The data is to be repeated exactly, with the images removed.

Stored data
=== Begin Enclosure ===

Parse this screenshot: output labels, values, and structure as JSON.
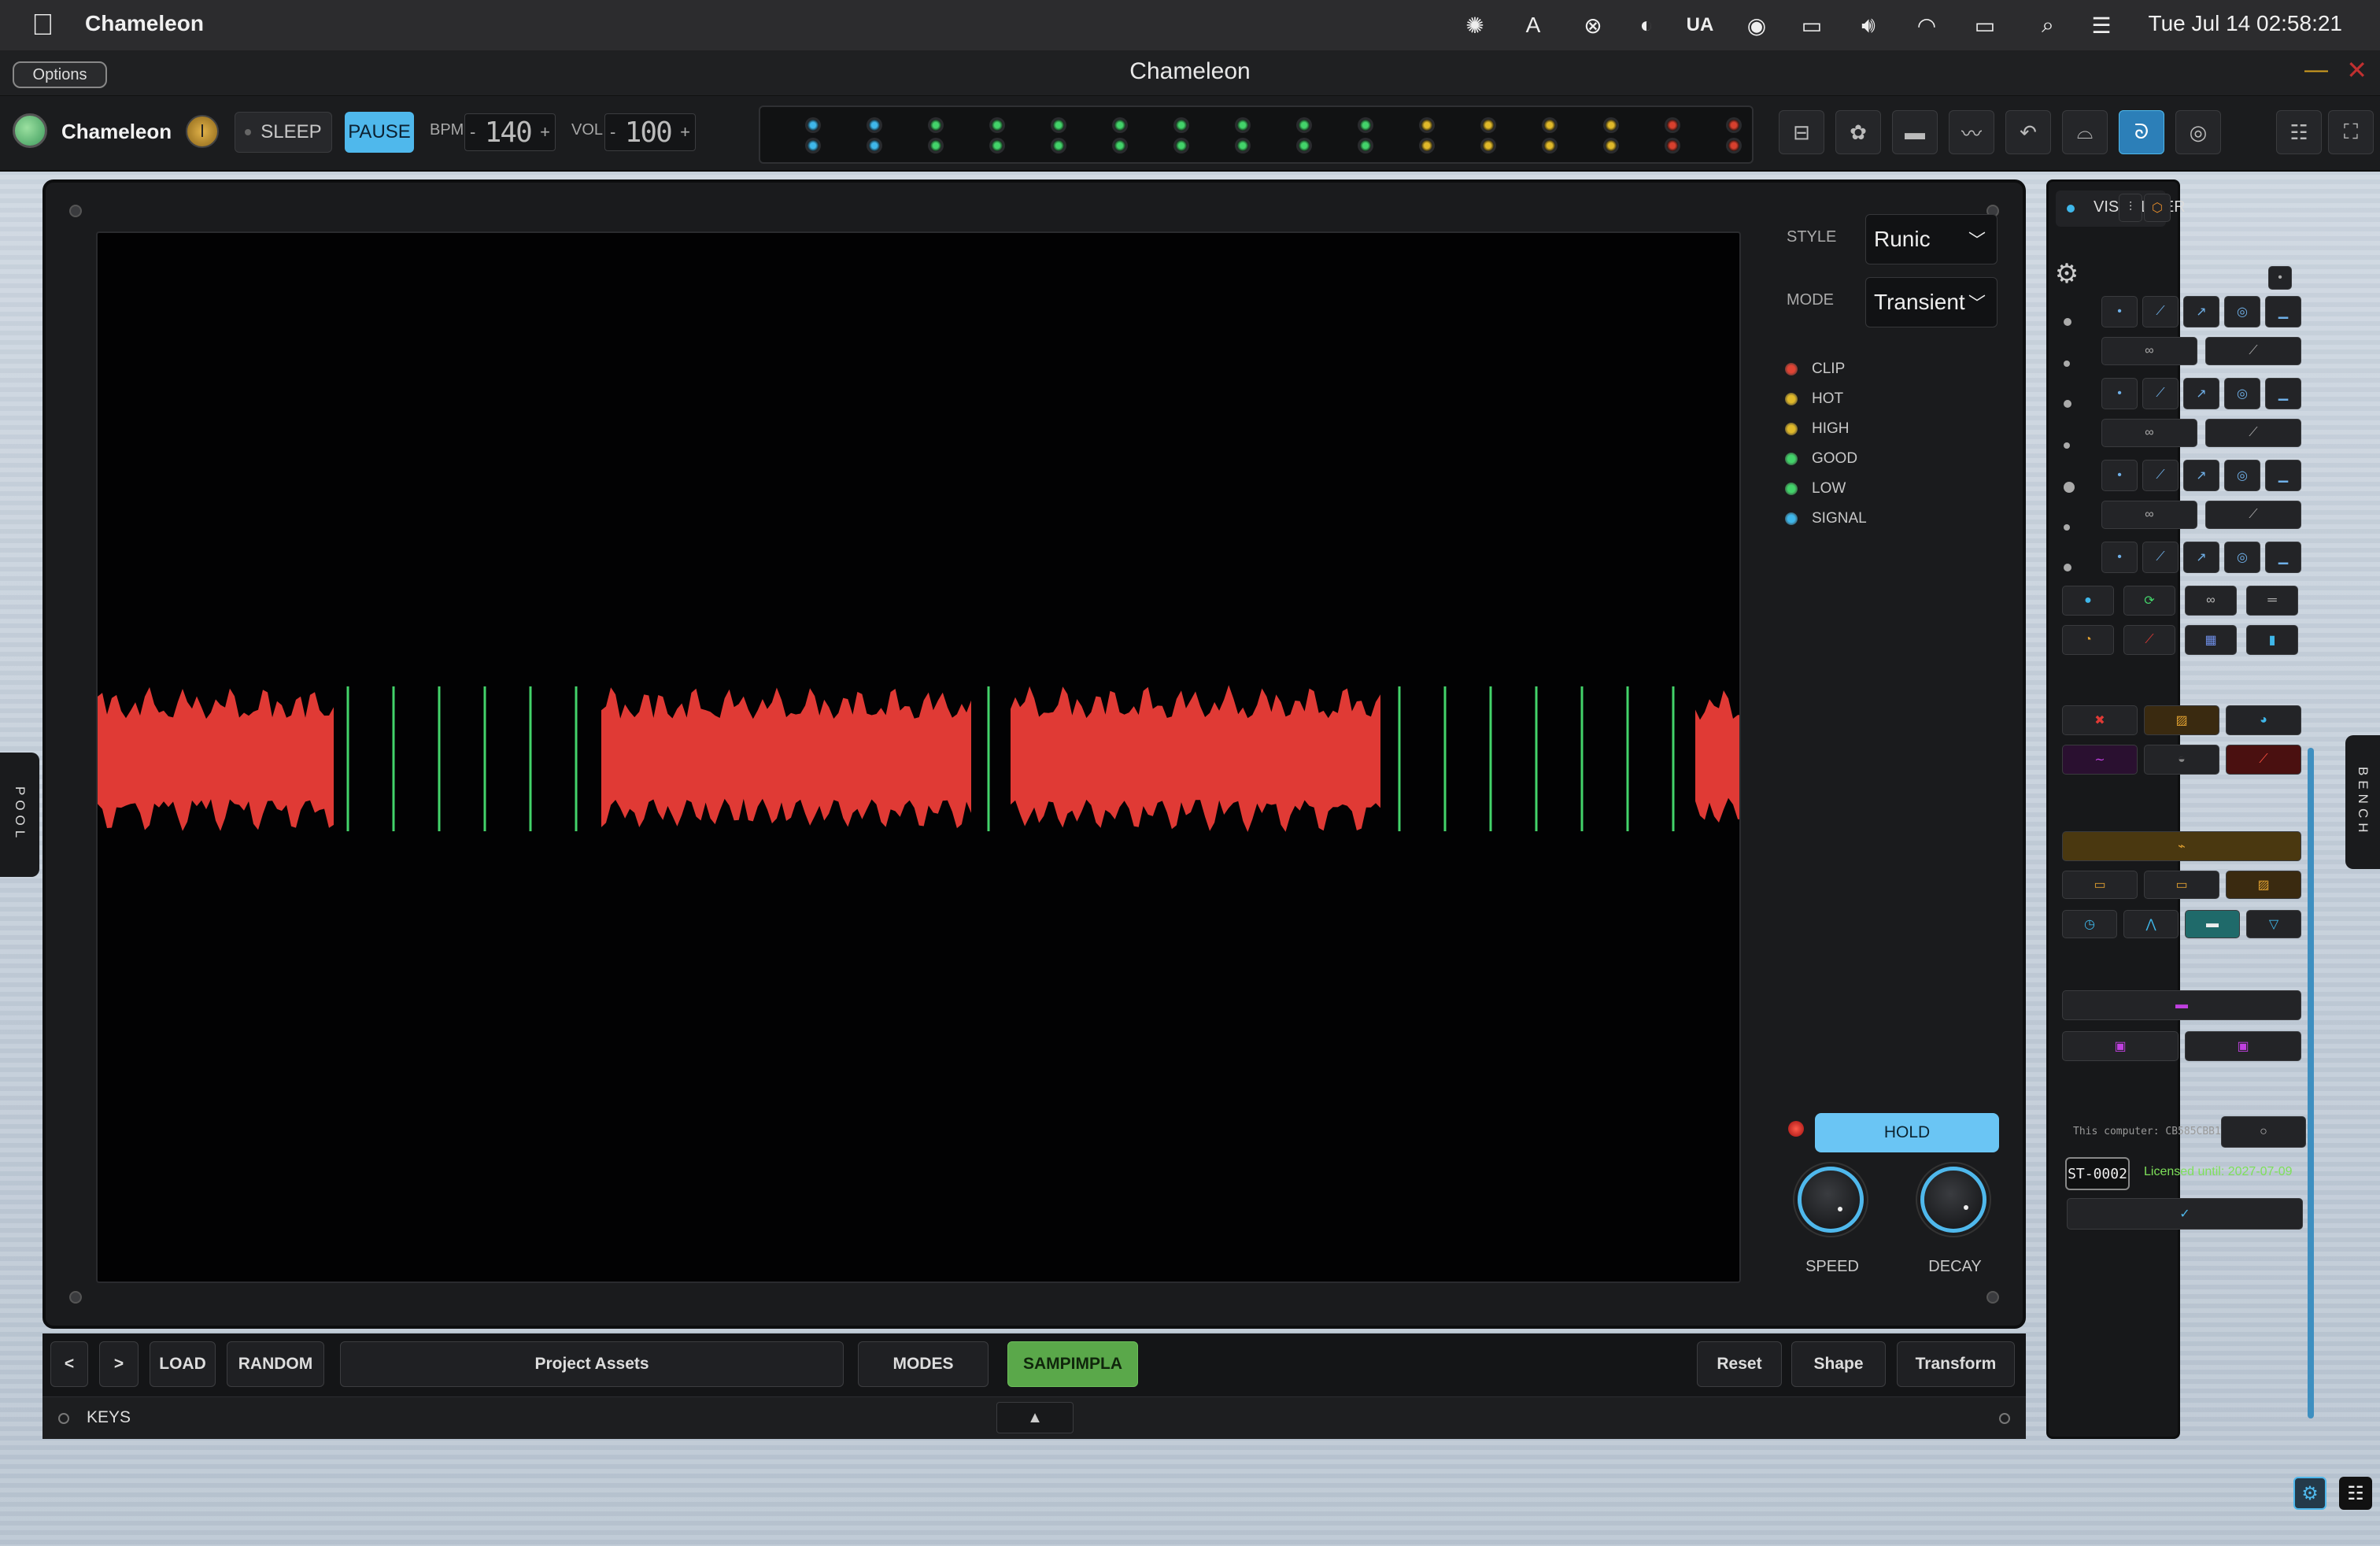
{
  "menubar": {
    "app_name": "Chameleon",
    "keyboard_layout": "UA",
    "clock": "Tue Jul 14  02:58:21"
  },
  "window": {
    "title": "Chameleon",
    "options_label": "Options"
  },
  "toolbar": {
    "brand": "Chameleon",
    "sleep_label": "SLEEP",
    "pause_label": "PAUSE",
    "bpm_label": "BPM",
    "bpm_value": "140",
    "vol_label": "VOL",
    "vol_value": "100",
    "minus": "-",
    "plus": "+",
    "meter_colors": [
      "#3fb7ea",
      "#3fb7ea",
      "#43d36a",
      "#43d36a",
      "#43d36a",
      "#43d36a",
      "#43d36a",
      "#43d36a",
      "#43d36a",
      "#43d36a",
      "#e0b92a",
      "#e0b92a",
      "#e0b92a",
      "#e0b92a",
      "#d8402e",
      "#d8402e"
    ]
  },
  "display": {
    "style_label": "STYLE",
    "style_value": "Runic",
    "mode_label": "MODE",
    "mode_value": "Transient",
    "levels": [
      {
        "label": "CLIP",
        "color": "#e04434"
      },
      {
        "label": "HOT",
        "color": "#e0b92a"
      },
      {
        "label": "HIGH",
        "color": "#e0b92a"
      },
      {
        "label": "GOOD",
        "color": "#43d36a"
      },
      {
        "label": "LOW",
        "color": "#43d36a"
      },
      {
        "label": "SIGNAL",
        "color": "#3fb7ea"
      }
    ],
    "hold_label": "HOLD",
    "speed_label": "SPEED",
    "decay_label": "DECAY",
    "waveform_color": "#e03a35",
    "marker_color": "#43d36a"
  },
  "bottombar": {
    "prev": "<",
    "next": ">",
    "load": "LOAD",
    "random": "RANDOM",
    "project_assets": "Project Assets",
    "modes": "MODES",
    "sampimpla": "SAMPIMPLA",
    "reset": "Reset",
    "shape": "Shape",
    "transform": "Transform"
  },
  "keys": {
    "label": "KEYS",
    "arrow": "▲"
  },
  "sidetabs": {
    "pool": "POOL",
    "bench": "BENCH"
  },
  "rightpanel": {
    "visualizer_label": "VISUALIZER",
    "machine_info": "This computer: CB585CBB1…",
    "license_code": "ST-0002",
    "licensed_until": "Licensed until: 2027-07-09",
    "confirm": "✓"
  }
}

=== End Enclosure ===

◆ Result of this exercise ◆
Parse this screenshot: output labels, values, and structure as JSON.
{
  "menubar": {
    "app_name": "Chameleon",
    "keyboard_layout": "UA",
    "clock": "Tue Jul 14  02:58:21"
  },
  "window": {
    "title": "Chameleon",
    "options_label": "Options"
  },
  "toolbar": {
    "brand": "Chameleon",
    "sleep_label": "SLEEP",
    "pause_label": "PAUSE",
    "bpm_label": "BPM",
    "bpm_value": "140",
    "vol_label": "VOL",
    "vol_value": "100",
    "minus": "-",
    "plus": "+",
    "meter_colors": [
      "#3fb7ea",
      "#3fb7ea",
      "#43d36a",
      "#43d36a",
      "#43d36a",
      "#43d36a",
      "#43d36a",
      "#43d36a",
      "#43d36a",
      "#43d36a",
      "#e0b92a",
      "#e0b92a",
      "#e0b92a",
      "#e0b92a",
      "#d8402e",
      "#d8402e"
    ]
  },
  "display": {
    "style_label": "STYLE",
    "style_value": "Runic",
    "mode_label": "MODE",
    "mode_value": "Transient",
    "levels": [
      {
        "label": "CLIP",
        "color": "#e04434"
      },
      {
        "label": "HOT",
        "color": "#e0b92a"
      },
      {
        "label": "HIGH",
        "color": "#e0b92a"
      },
      {
        "label": "GOOD",
        "color": "#43d36a"
      },
      {
        "label": "LOW",
        "color": "#43d36a"
      },
      {
        "label": "SIGNAL",
        "color": "#3fb7ea"
      }
    ],
    "hold_label": "HOLD",
    "speed_label": "SPEED",
    "decay_label": "DECAY",
    "waveform_color": "#e03a35",
    "marker_color": "#43d36a"
  },
  "bottombar": {
    "prev": "<",
    "next": ">",
    "load": "LOAD",
    "random": "RANDOM",
    "project_assets": "Project Assets",
    "modes": "MODES",
    "sampimpla": "SAMPIMPLA",
    "reset": "Reset",
    "shape": "Shape",
    "transform": "Transform"
  },
  "keys": {
    "label": "KEYS",
    "arrow": "▲"
  },
  "sidetabs": {
    "pool": "POOL",
    "bench": "BENCH"
  },
  "rightpanel": {
    "visualizer_label": "VISUALIZER",
    "machine_info": "This computer: CB585CBB1…",
    "license_code": "ST-0002",
    "licensed_until": "Licensed until: 2027-07-09",
    "confirm": "✓"
  }
}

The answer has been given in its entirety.